When The Coastal Star started publishing back in 2008, the downtowns of Boca Raton, Delray Beach and Boynton Beach were hopping on the weekends and holidays, but pretty quiet the rest of the time. Atlantic Crossing in Delray Beach was still being proposed as Atlantic Plaza II, construction had just begun on Las Ventanas (now called One Boynton) in Boynton Beach, and a downtown advisory committee had recently been established as a “means to obtain input and recommendations on the present and future and redevelopment of downtown Boca Raton.”
When the stock market crashed on Sept. 29 and the bubbling champagne of real estate speculation turned to molasses, project plans were put on hold as financing became difficult.
As a result, the downtown areas sat quiet for a few years until the market began its gradual climb back to today’s astronomical heights. As the market reached for the sky, so did downtown development. Now the construction crane is omnipresent along the Federal Highway corridor.
With this downtown building boom have come controversy and lawsuits, nasty politics and community organizing. Through all the battles, the construction has continued and by the end of 2018, these downtown areas will be vastly changed from what they were in 2008.
Those of us who live across the bridges from the rising downtown construction recognize the benefits of this development to the larger cities. We know that an increased tax base helps pay for public services. Since those of us on the barrier island depend on the public services provided by the cities across the bridges, we know that quality of service matters.
And we don’t want blight along the north/south corridor. We want safe, compelling, walkable downtowns with friendly, public areas. Many of the developments rising across the bridges are trying to work with their neighbors to build something acceptable to current residents as well as new.

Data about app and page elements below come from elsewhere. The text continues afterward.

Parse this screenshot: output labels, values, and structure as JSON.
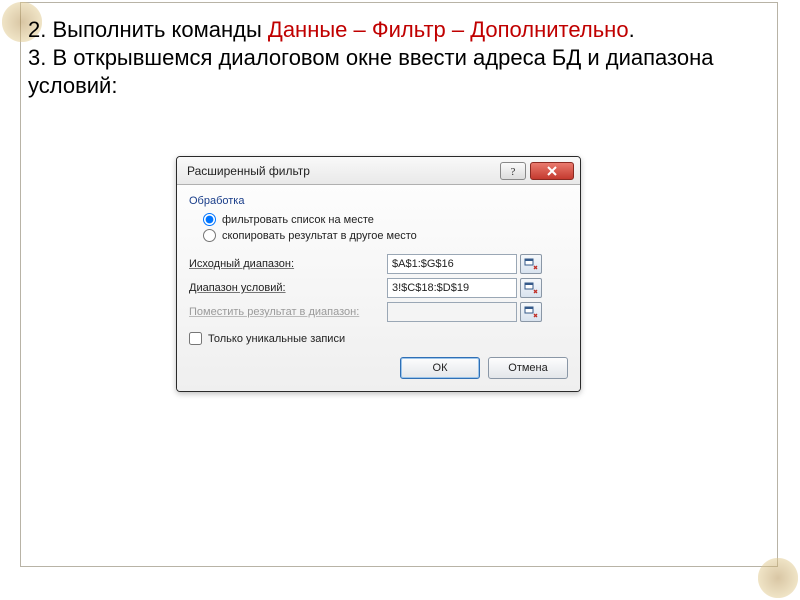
{
  "instructions": {
    "line1_prefix": "2. Выполнить команды ",
    "line1_red": "Данные – Фильтр – Дополнительно",
    "line1_suffix": ".",
    "line2": "3. В открывшемся диалоговом окне ввести адреса БД и диапазона условий:"
  },
  "dialog": {
    "title": "Расширенный фильтр",
    "section_processing": "Обработка",
    "radio_in_place": "фильтровать список на месте",
    "radio_copy_to": "скопировать результат в другое место",
    "label_source_range": "Исходный диапазон:",
    "label_criteria_range": "Диапазон условий:",
    "label_copy_to_range": "Поместить результат в диапазон:",
    "input_source_value": "$A$1:$G$16",
    "input_criteria_value": "3!$C$18:$D$19",
    "input_copy_to_value": "",
    "checkbox_unique": "Только уникальные записи",
    "btn_ok": "ОК",
    "btn_cancel": "Отмена",
    "help_glyph": "?",
    "close_glyph": "✕"
  }
}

Some are not.
With this edition we begin a three-part series on the maturing of the downtown areas of Boca Raton, Boynton Beach and Delray Beach. We are taking a close look at the current status of the building boom and projected growth.
With 2018 just around the corner, it’s a good time to look at this urban growth and the impact it will have on the face and pace of our coastal communities in the coming decade.
— Mary Kate Leming, Editor